Ex-GCHQ chief, Robert Hannigan, said that the economic impact of key connections being interfered with would be disastrous and would be a major security risk for the UK, specifically because it is an island isolated from the rest of Europe and the world by the sea.

Almost all internet traffic is carried via terrestrial cables which run across the land and then invariably have to descend to the depths of the sea floor so that British people can work, communicate and carry out safe shopping online uninterrupted. This means that the handful of points at which these cables make landfall are vulnerable to a range of issues.

There are already examples of where cables being cut in other parts of the world, including Crimea, have led to serious calamities that have compromised the affected countries.

One solution being proposed following a report carried out on this subject by the think tank, Policy Exchange, is to equip the cables with sensors which can detect any attempts to subvert their integrity and allow a response to be mounted.

The cutting off of communication is just one aspect to consider, as malicious access to these physical conduits could also make it easier for hackers to steal data and generate disruption in other ways.

This is not something that average internet users need to worry about on a daily basis, but could become relevant in future conflicts.

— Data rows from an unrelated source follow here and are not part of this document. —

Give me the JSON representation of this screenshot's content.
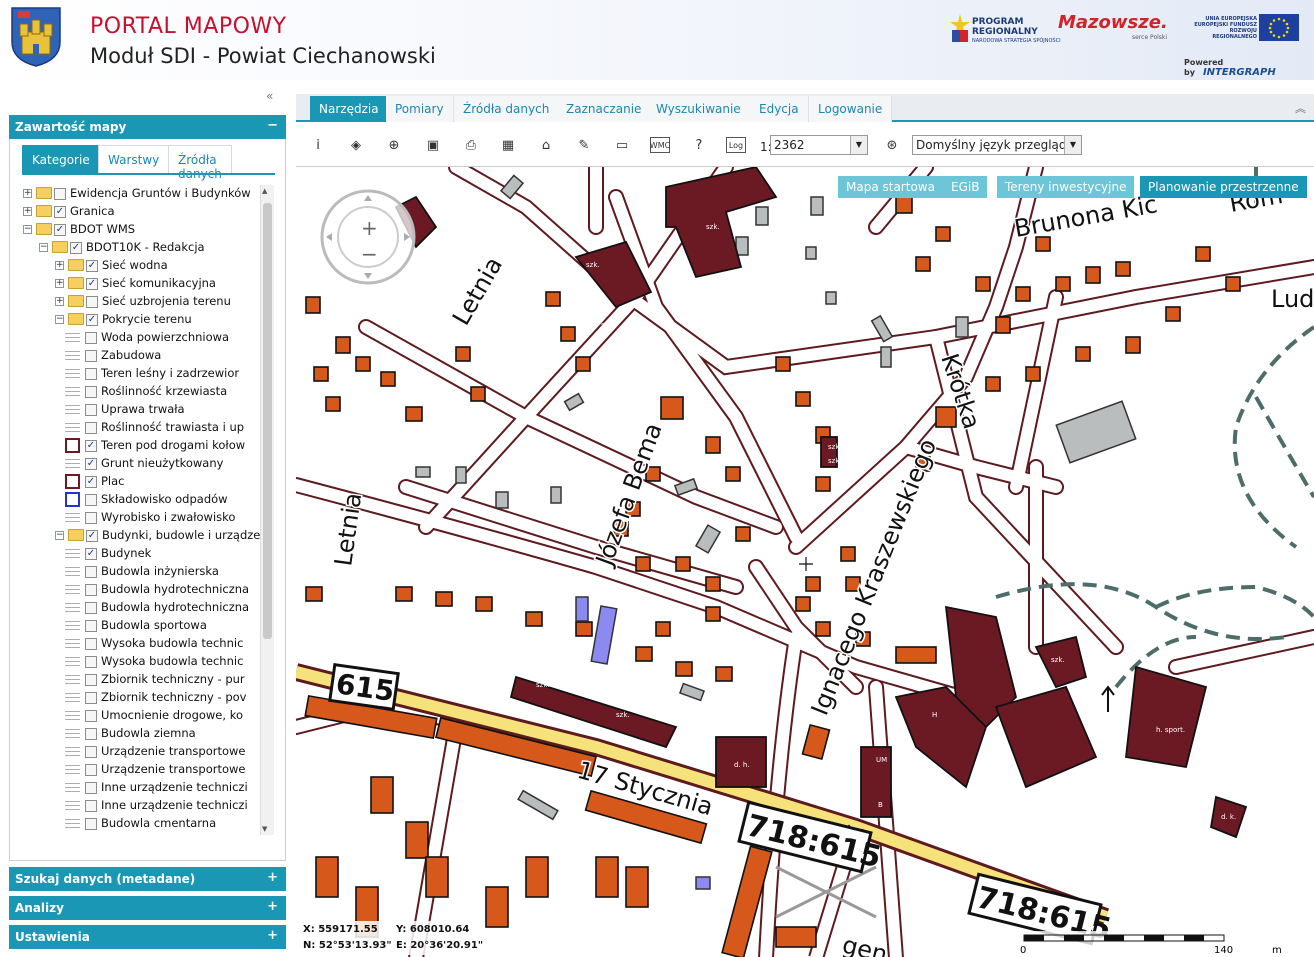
{
  "header": {
    "title": "PORTAL MAPOWY",
    "subtitle": "Moduł SDI - Powiat Ciechanowski",
    "logo_program_line1": "PROGRAM",
    "logo_program_line2": "REGIONALNY",
    "logo_program_sub": "NARODOWA STRATEGIA SPÓJNOŚCI",
    "logo_mazowsze": "Mazowsze.",
    "logo_mazowsze_sub": "serce Polski",
    "logo_ue_line1": "UNIA EUROPEJSKA",
    "logo_ue_line2": "EUROPEJSKI FUNDUSZ",
    "logo_ue_line3": "ROZWOJU REGIONALNEGO",
    "powered_by": "Powered by",
    "powered_brand": "INTERGRAPH"
  },
  "left_panel": {
    "collapse_icon": "double-chevron-left-icon",
    "content_title": "Zawartość mapy",
    "content_ctl": "−",
    "tabs": [
      {
        "label": "Kategorie",
        "active": true
      },
      {
        "label": "Warstwy",
        "active": false
      },
      {
        "label": "Źródła danych",
        "active": false
      }
    ],
    "tree": [
      {
        "label": "Ewidencja Gruntów i Budynków",
        "level": 0,
        "exp": "+",
        "folder": true,
        "checked": false
      },
      {
        "label": "Granica",
        "level": 0,
        "exp": "+",
        "folder": true,
        "checked": true
      },
      {
        "label": "BDOT WMS",
        "level": 0,
        "exp": "−",
        "folder": true,
        "checked": true
      },
      {
        "label": "BDOT10K - Redakcja",
        "level": 1,
        "exp": "−",
        "folder": true,
        "checked": true
      },
      {
        "label": "Sieć wodna",
        "level": 2,
        "exp": "+",
        "folder": true,
        "checked": true
      },
      {
        "label": "Sieć komunikacyjna",
        "level": 2,
        "exp": "+",
        "folder": true,
        "checked": true
      },
      {
        "label": "Sieć uzbrojenia terenu",
        "level": 2,
        "exp": "+",
        "folder": true,
        "checked": false
      },
      {
        "label": "Pokrycie terenu",
        "level": 2,
        "exp": "−",
        "folder": true,
        "checked": true
      },
      {
        "label": "Woda powierzchniowa",
        "level": 3,
        "legend": "lines",
        "checked": false
      },
      {
        "label": "Zabudowa",
        "level": 3,
        "legend": "lines",
        "checked": false
      },
      {
        "label": "Teren leśny i zadrzewior",
        "level": 3,
        "legend": "lines",
        "checked": false
      },
      {
        "label": "Roślinność krzewiasta",
        "level": 3,
        "legend": "lines",
        "checked": false
      },
      {
        "label": "Uprawa trwała",
        "level": 3,
        "legend": "lines",
        "checked": false
      },
      {
        "label": "Roślinność trawiasta i up",
        "level": 3,
        "legend": "lines",
        "checked": false
      },
      {
        "label": "Teren pod drogami kołow",
        "level": 3,
        "legend": "red-box",
        "checked": true
      },
      {
        "label": "Grunt nieużytkowany",
        "level": 3,
        "legend": "lines",
        "checked": true
      },
      {
        "label": "Plac",
        "level": 3,
        "legend": "red-box",
        "checked": true
      },
      {
        "label": "Składowisko odpadów",
        "level": 3,
        "legend": "blue-box",
        "checked": false
      },
      {
        "label": "Wyrobisko i zwałowisko",
        "level": 3,
        "legend": "lines",
        "checked": false
      },
      {
        "label": "Budynki, budowle i urządzen",
        "level": 2,
        "exp": "−",
        "folder": true,
        "checked": true
      },
      {
        "label": "Budynek",
        "level": 3,
        "legend": "lines",
        "checked": true
      },
      {
        "label": "Budowla inżynierska",
        "level": 3,
        "legend": "lines",
        "checked": false
      },
      {
        "label": "Budowla hydrotechniczna",
        "level": 3,
        "legend": "lines",
        "checked": false
      },
      {
        "label": "Budowla hydrotechniczna",
        "level": 3,
        "legend": "lines",
        "checked": false
      },
      {
        "label": "Budowla sportowa",
        "level": 3,
        "legend": "lines",
        "checked": false
      },
      {
        "label": "Wysoka budowla technic",
        "level": 3,
        "legend": "lines",
        "checked": false
      },
      {
        "label": "Wysoka budowla technic",
        "level": 3,
        "legend": "lines",
        "checked": false
      },
      {
        "label": "Zbiornik techniczny - pur",
        "level": 3,
        "legend": "lines",
        "checked": false
      },
      {
        "label": "Zbiornik techniczny - pov",
        "level": 3,
        "legend": "lines",
        "checked": false
      },
      {
        "label": "Umocnienie drogowe, ko",
        "level": 3,
        "legend": "lines",
        "checked": false
      },
      {
        "label": "Budowla ziemna",
        "level": 3,
        "legend": "lines",
        "checked": false
      },
      {
        "label": "Urządzenie transportowe",
        "level": 3,
        "legend": "lines",
        "checked": false
      },
      {
        "label": "Urządzenie transportowe",
        "level": 3,
        "legend": "lines",
        "checked": false
      },
      {
        "label": "Inne urządzenie techniczi",
        "level": 3,
        "legend": "lines",
        "checked": false
      },
      {
        "label": "Inne urządzenie techniczi",
        "level": 3,
        "legend": "lines",
        "checked": false
      },
      {
        "label": "Budowla cmentarna",
        "level": 3,
        "legend": "lines",
        "checked": false
      }
    ],
    "sections": [
      {
        "label": "Szukaj danych (metadane)",
        "ctl": "+"
      },
      {
        "label": "Analizy",
        "ctl": "+"
      },
      {
        "label": "Ustawienia",
        "ctl": "+"
      }
    ]
  },
  "top_tabs": [
    {
      "label": "Narzędzia",
      "active": true
    },
    {
      "label": "Pomiary",
      "active": false
    },
    {
      "label": "Źródła danych",
      "active": false
    },
    {
      "label": "Zaznaczanie",
      "active": false
    },
    {
      "label": "Wyszukiwanie",
      "active": false
    },
    {
      "label": "Edycja",
      "active": false
    },
    {
      "label": "Logowanie",
      "active": false
    }
  ],
  "toolbar": {
    "tools": [
      {
        "icon": "info-icon",
        "glyph": "i"
      },
      {
        "icon": "pyramid-icon",
        "glyph": "◈"
      },
      {
        "icon": "zoom-icon",
        "glyph": "⊕"
      },
      {
        "icon": "save-icon",
        "glyph": "▣"
      },
      {
        "icon": "print-icon",
        "glyph": "⎙"
      },
      {
        "icon": "table-icon",
        "glyph": "▦"
      },
      {
        "icon": "home-icon",
        "glyph": "⌂"
      },
      {
        "icon": "pencil-icon",
        "glyph": "✎"
      },
      {
        "icon": "folder-icon",
        "glyph": "▭"
      },
      {
        "icon": "wmc-icon",
        "glyph": "WMC"
      },
      {
        "icon": "help-icon",
        "glyph": "?"
      },
      {
        "icon": "log-icon",
        "glyph": "Log"
      }
    ],
    "scale_prefix": "1:",
    "scale_value": "2362",
    "zoom_scale_icon": "zoom-scale-icon",
    "language": "Domyślny język przeglądarki"
  },
  "map": {
    "buttons": [
      {
        "label": "Mapa startowa",
        "active": false
      },
      {
        "label": "EGiB",
        "active": false
      },
      {
        "label": "Tereny inwestycyjne",
        "active": false
      },
      {
        "label": "Planowanie przestrzenne",
        "active": true
      }
    ],
    "nav_plus": "+",
    "nav_minus": "−",
    "street_labels": [
      "Letnia",
      "Letnia",
      "Józefa Bema",
      "Ignacego Kraszewskiego",
      "Krótka",
      "Brunona Kic",
      "Rom",
      "Lud",
      "17 Stycznia",
      "gen"
    ],
    "road_numbers": [
      "615",
      "718:615",
      "718:615"
    ],
    "building_labels": [
      "szk.",
      "szk.",
      "szk.",
      "szk.",
      "szk.",
      "szk.",
      "szk.",
      "szk.",
      "H",
      "UM",
      "B",
      "d. h.",
      "h. sport.",
      "d. k.",
      "d. k."
    ],
    "coords": {
      "x_label": "X:",
      "x_value": "559171.55",
      "y_label": "Y:",
      "y_value": "608010.64",
      "n_label": "N:",
      "n_value": "52°53'13.93\"",
      "e_label": "E:",
      "e_value": "20°36'20.91\""
    },
    "scalebar": {
      "start": "0",
      "end": "140",
      "unit": "m"
    }
  }
}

And as evidence of foreign meddling in US elections mounts, it is not just safe shopping online that is at risk.